Stage 3 Breast Cancer
What is stage 3 breast cancer? An abnormal cell mass that develops when controls of the cell cycle and cell division malfunction is called a neoplasm. However, not all neoplasms are cancerous. Benign neoplasms are strictly local affairs. They tend to be surrounded by a capsule, grow slowly, and seldom kill their hosts if they are removed before they compress vital organs.
In contrast, malignant (cancerous) neoplasms are nonencapsulated masses that grow more relentlessly and may become killers. Their cells reassemble immature cells, and they invade their surroundings rather than pushing them away. Malignant cells also tend to spread through the blood to distant parts of the body, where they form new masses. This last capability is called metastasis.
The stage of your cancer is classified against the size of the tumor, invasive or non-invasive, the cancer cells have spread to nearby lymph glands or it has already spread outside the breast and to other organs. There are 4 stages in breast cancer and Stage 3 breast cancer is subdivided into 3 groups in terms of severity: 3A, 3B, 3C.
Stage 3A = invasive breast cancers have cancer cells that can be found in axillary lymph nodes and they may be found clumped together sticking to other structures. It may have spread to lymph nodes sizing more or less 5 centimeters.

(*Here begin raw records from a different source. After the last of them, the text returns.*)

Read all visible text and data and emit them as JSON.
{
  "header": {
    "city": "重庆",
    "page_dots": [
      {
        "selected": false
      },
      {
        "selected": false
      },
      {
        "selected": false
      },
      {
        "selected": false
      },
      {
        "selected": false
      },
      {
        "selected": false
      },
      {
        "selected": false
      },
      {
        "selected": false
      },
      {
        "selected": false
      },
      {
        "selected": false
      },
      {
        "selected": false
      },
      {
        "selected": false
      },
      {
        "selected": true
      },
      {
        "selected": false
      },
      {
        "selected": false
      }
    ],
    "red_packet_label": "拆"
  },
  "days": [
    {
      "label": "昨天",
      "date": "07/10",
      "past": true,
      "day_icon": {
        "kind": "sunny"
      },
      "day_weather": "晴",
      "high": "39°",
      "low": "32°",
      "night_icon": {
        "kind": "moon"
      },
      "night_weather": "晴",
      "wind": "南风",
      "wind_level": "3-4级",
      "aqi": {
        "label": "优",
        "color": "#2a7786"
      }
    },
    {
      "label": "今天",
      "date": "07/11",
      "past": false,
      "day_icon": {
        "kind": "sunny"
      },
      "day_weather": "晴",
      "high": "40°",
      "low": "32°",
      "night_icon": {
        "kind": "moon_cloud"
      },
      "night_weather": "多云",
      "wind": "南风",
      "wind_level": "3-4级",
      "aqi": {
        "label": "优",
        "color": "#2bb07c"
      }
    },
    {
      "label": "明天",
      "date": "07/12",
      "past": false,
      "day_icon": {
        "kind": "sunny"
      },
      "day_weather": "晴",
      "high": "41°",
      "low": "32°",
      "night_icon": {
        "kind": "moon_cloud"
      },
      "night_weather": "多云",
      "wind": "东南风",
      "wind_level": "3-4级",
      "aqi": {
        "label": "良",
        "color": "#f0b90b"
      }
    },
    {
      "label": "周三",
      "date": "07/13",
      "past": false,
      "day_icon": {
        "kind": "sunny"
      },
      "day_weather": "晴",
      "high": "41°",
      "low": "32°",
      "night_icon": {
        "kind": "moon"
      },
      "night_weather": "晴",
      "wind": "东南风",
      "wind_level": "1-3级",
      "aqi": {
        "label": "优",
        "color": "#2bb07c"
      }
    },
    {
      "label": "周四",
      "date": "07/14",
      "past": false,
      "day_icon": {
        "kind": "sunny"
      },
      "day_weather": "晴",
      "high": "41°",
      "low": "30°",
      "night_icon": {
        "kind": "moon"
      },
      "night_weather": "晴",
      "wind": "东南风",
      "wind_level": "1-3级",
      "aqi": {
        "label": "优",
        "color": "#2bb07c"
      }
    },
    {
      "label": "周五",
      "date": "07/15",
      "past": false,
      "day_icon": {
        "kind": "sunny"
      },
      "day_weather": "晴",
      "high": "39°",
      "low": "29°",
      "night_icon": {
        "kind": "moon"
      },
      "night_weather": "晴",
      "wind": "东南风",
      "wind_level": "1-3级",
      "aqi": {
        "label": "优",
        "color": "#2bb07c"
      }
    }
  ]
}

Stage 3B = In this stage, the cancer cell may be of any size. You can find them now in the skin or the chest walls or lymph nodes near the breastbone.
Stage 3C = invasive breast cancer in which there may be no sign of cancer in the breast. It has already spread above or below the collarbone or to lymph nodes near the breast bone.
Basically, the tumor in stage 3 breast cancer has already spread to the lymph nodes of your armpit and not on the other organs in your body with cancer cells stuck together.